---------- DATA TO PROCESS ----------
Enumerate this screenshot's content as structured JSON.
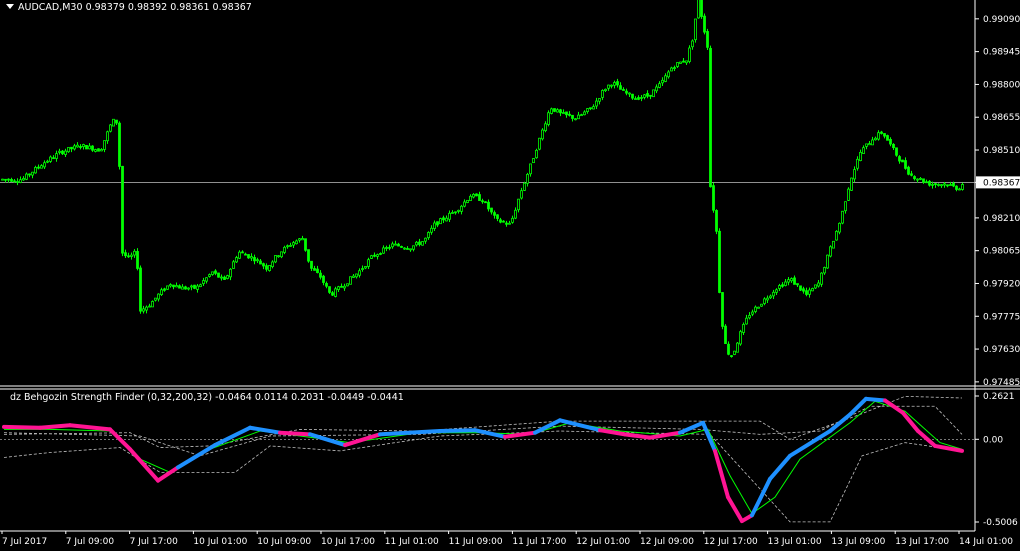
{
  "main_window": {
    "symbol_label": "AUDCAD,M30",
    "ohlc": [
      "0.98379",
      "0.98392",
      "0.98361",
      "0.98367"
    ]
  },
  "indicator_window": {
    "label": "dz Behgozin Strength Finder (0,32,200,32)",
    "values": [
      "-0.0464",
      "0.0114",
      "0.2031",
      "-0.0449",
      "-0.0441"
    ]
  },
  "colors": {
    "background": "#000000",
    "candle": "#00ff00",
    "axis": "#ffffff",
    "current_price_line": "#c0c0c0",
    "strength_up": "#1e90ff",
    "strength_down": "#ff1493",
    "signal_line": "#00ff00",
    "bands": "#c0c0c0"
  },
  "chart_data": [
    {
      "type": "candlestick",
      "title": "AUDCAD,M30",
      "ylim": [
        0.9748,
        0.9916
      ],
      "yticks": [
        "0.99090",
        "0.98945",
        "0.98800",
        "0.98655",
        "0.98510",
        "0.98367",
        "0.98210",
        "0.98065",
        "0.97920",
        "0.97775",
        "0.97630",
        "0.97485"
      ],
      "current_price": "0.98367",
      "close_path": [
        [
          0,
          0.9838
        ],
        [
          22,
          0.9838
        ],
        [
          42,
          0.9845
        ],
        [
          60,
          0.985
        ],
        [
          80,
          0.9853
        ],
        [
          100,
          0.9851
        ],
        [
          112,
          0.9864
        ],
        [
          118,
          0.9863
        ],
        [
          121,
          0.9806
        ],
        [
          128,
          0.9803
        ],
        [
          136,
          0.9806
        ],
        [
          140,
          0.978
        ],
        [
          150,
          0.9783
        ],
        [
          160,
          0.9788
        ],
        [
          170,
          0.9792
        ],
        [
          182,
          0.979
        ],
        [
          196,
          0.979
        ],
        [
          212,
          0.9797
        ],
        [
          224,
          0.9793
        ],
        [
          238,
          0.9806
        ],
        [
          254,
          0.9803
        ],
        [
          266,
          0.9799
        ],
        [
          280,
          0.9806
        ],
        [
          292,
          0.981
        ],
        [
          302,
          0.9812
        ],
        [
          310,
          0.9799
        ],
        [
          320,
          0.9795
        ],
        [
          330,
          0.9787
        ],
        [
          342,
          0.9791
        ],
        [
          358,
          0.9797
        ],
        [
          372,
          0.9804
        ],
        [
          392,
          0.9809
        ],
        [
          410,
          0.9808
        ],
        [
          424,
          0.9811
        ],
        [
          434,
          0.9818
        ],
        [
          448,
          0.9822
        ],
        [
          460,
          0.9826
        ],
        [
          470,
          0.9831
        ],
        [
          482,
          0.9829
        ],
        [
          496,
          0.982
        ],
        [
          510,
          0.9818
        ],
        [
          520,
          0.9832
        ],
        [
          530,
          0.9844
        ],
        [
          540,
          0.9857
        ],
        [
          550,
          0.987
        ],
        [
          560,
          0.9867
        ],
        [
          576,
          0.9865
        ],
        [
          592,
          0.987
        ],
        [
          604,
          0.9878
        ],
        [
          612,
          0.9881
        ],
        [
          622,
          0.9877
        ],
        [
          634,
          0.9874
        ],
        [
          648,
          0.9875
        ],
        [
          660,
          0.988
        ],
        [
          672,
          0.9888
        ],
        [
          686,
          0.9891
        ],
        [
          692,
          0.99
        ],
        [
          698,
          0.9918
        ],
        [
          702,
          0.9908
        ],
        [
          708,
          0.9895
        ],
        [
          710,
          0.9835
        ],
        [
          716,
          0.9815
        ],
        [
          720,
          0.978
        ],
        [
          726,
          0.9762
        ],
        [
          732,
          0.976
        ],
        [
          740,
          0.977
        ],
        [
          748,
          0.9778
        ],
        [
          762,
          0.9784
        ],
        [
          776,
          0.979
        ],
        [
          790,
          0.9794
        ],
        [
          806,
          0.9787
        ],
        [
          818,
          0.9792
        ],
        [
          828,
          0.9805
        ],
        [
          840,
          0.982
        ],
        [
          850,
          0.9838
        ],
        [
          860,
          0.985
        ],
        [
          872,
          0.9856
        ],
        [
          882,
          0.9859
        ],
        [
          896,
          0.9849
        ],
        [
          910,
          0.984
        ],
        [
          930,
          0.9836
        ],
        [
          946,
          0.9836
        ],
        [
          958,
          0.9834
        ],
        [
          964,
          0.9837
        ]
      ]
    },
    {
      "type": "line",
      "title": "dz Behgozin Strength Finder (0,32,200,32)",
      "ylim": [
        -0.5006,
        0.2621
      ],
      "yticks": [
        "0.2621",
        "0.00",
        "-0.5006"
      ],
      "series": [
        {
          "role": "strength",
          "points": [
            [
              4,
              0.075
            ],
            [
              40,
              0.07
            ],
            [
              70,
              0.085
            ],
            [
              110,
              0.06
            ],
            [
              130,
              -0.06
            ],
            [
              158,
              -0.25
            ],
            [
              178,
              -0.17
            ],
            [
              215,
              -0.035
            ],
            [
              250,
              0.07
            ],
            [
              280,
              0.04
            ],
            [
              310,
              0.03
            ],
            [
              345,
              -0.035
            ],
            [
              380,
              0.03
            ],
            [
              440,
              0.05
            ],
            [
              475,
              0.055
            ],
            [
              505,
              0.015
            ],
            [
              535,
              0.04
            ],
            [
              560,
              0.115
            ],
            [
              600,
              0.055
            ],
            [
              625,
              0.03
            ],
            [
              650,
              0.01
            ],
            [
              680,
              0.04
            ],
            [
              703,
              0.1
            ],
            [
              715,
              -0.07
            ],
            [
              728,
              -0.35
            ],
            [
              742,
              -0.495
            ],
            [
              752,
              -0.46
            ],
            [
              770,
              -0.24
            ],
            [
              790,
              -0.1
            ],
            [
              830,
              0.05
            ],
            [
              850,
              0.15
            ],
            [
              866,
              0.245
            ],
            [
              885,
              0.235
            ],
            [
              903,
              0.16
            ],
            [
              918,
              0.05
            ],
            [
              935,
              -0.04
            ],
            [
              962,
              -0.07
            ]
          ],
          "direction": [
            "down",
            "down",
            "down",
            "down",
            "down",
            "down",
            "up",
            "up",
            "up",
            "down",
            "up",
            "down",
            "up",
            "up",
            "up",
            "down",
            "up",
            "up",
            "down",
            "down",
            "down",
            "up",
            "up",
            "down",
            "down",
            "down",
            "up",
            "up",
            "up",
            "up",
            "up",
            "up",
            "down",
            "down",
            "down",
            "down"
          ]
        },
        {
          "role": "signal",
          "points": [
            [
              4,
              0.06
            ],
            [
              50,
              0.06
            ],
            [
              110,
              0.05
            ],
            [
              140,
              -0.12
            ],
            [
              170,
              -0.2
            ],
            [
              210,
              -0.06
            ],
            [
              260,
              0.05
            ],
            [
              300,
              0.02
            ],
            [
              350,
              -0.02
            ],
            [
              420,
              0.04
            ],
            [
              480,
              0.04
            ],
            [
              530,
              0.03
            ],
            [
              570,
              0.1
            ],
            [
              620,
              0.05
            ],
            [
              680,
              0.02
            ],
            [
              708,
              0.06
            ],
            [
              730,
              -0.22
            ],
            [
              752,
              -0.45
            ],
            [
              775,
              -0.35
            ],
            [
              800,
              -0.12
            ],
            [
              850,
              0.1
            ],
            [
              875,
              0.23
            ],
            [
              905,
              0.17
            ],
            [
              940,
              -0.02
            ],
            [
              962,
              -0.06
            ]
          ]
        },
        {
          "role": "band-upper",
          "points": [
            [
              4,
              0.03
            ],
            [
              130,
              0.04
            ],
            [
              160,
              -0.05
            ],
            [
              210,
              -0.04
            ],
            [
              300,
              0.06
            ],
            [
              420,
              0.05
            ],
            [
              560,
              0.11
            ],
            [
              700,
              0.11
            ],
            [
              760,
              0.11
            ],
            [
              790,
              0.0
            ],
            [
              860,
              0.15
            ],
            [
              905,
              0.26
            ],
            [
              962,
              0.25
            ]
          ]
        },
        {
          "role": "band-lower",
          "points": [
            [
              4,
              -0.11
            ],
            [
              50,
              -0.08
            ],
            [
              120,
              -0.05
            ],
            [
              160,
              -0.2
            ],
            [
              235,
              -0.2
            ],
            [
              270,
              -0.04
            ],
            [
              340,
              -0.07
            ],
            [
              440,
              0.02
            ],
            [
              560,
              0.05
            ],
            [
              710,
              0.03
            ],
            [
              760,
              -0.3
            ],
            [
              790,
              -0.5
            ],
            [
              830,
              -0.5
            ],
            [
              862,
              -0.1
            ],
            [
              905,
              -0.02
            ],
            [
              962,
              -0.07
            ]
          ]
        },
        {
          "role": "band-mid",
          "points": [
            [
              4,
              0.04
            ],
            [
              140,
              0.02
            ],
            [
              200,
              -0.1
            ],
            [
              270,
              0.02
            ],
            [
              420,
              0.03
            ],
            [
              560,
              0.08
            ],
            [
              700,
              0.06
            ],
            [
              760,
              0.03
            ],
            [
              820,
              0.05
            ],
            [
              870,
              0.2
            ],
            [
              935,
              0.2
            ],
            [
              962,
              0.03
            ]
          ]
        }
      ]
    }
  ],
  "time_axis": [
    "7 Jul 2017",
    "7 Jul 09:00",
    "7 Jul 17:00",
    "10 Jul 01:00",
    "10 Jul 09:00",
    "10 Jul 17:00",
    "11 Jul 01:00",
    "11 Jul 09:00",
    "11 Jul 17:00",
    "12 Jul 01:00",
    "12 Jul 09:00",
    "12 Jul 17:00",
    "13 Jul 01:00",
    "13 Jul 09:00",
    "13 Jul 17:00",
    "14 Jul 01:00"
  ]
}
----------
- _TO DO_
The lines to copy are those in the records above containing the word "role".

- _RESPONSE AREA_
          "role": "strength",
          "role": "signal",
          "role": "band-upper",
          "role": "band-lower",
          "role": "band-mid",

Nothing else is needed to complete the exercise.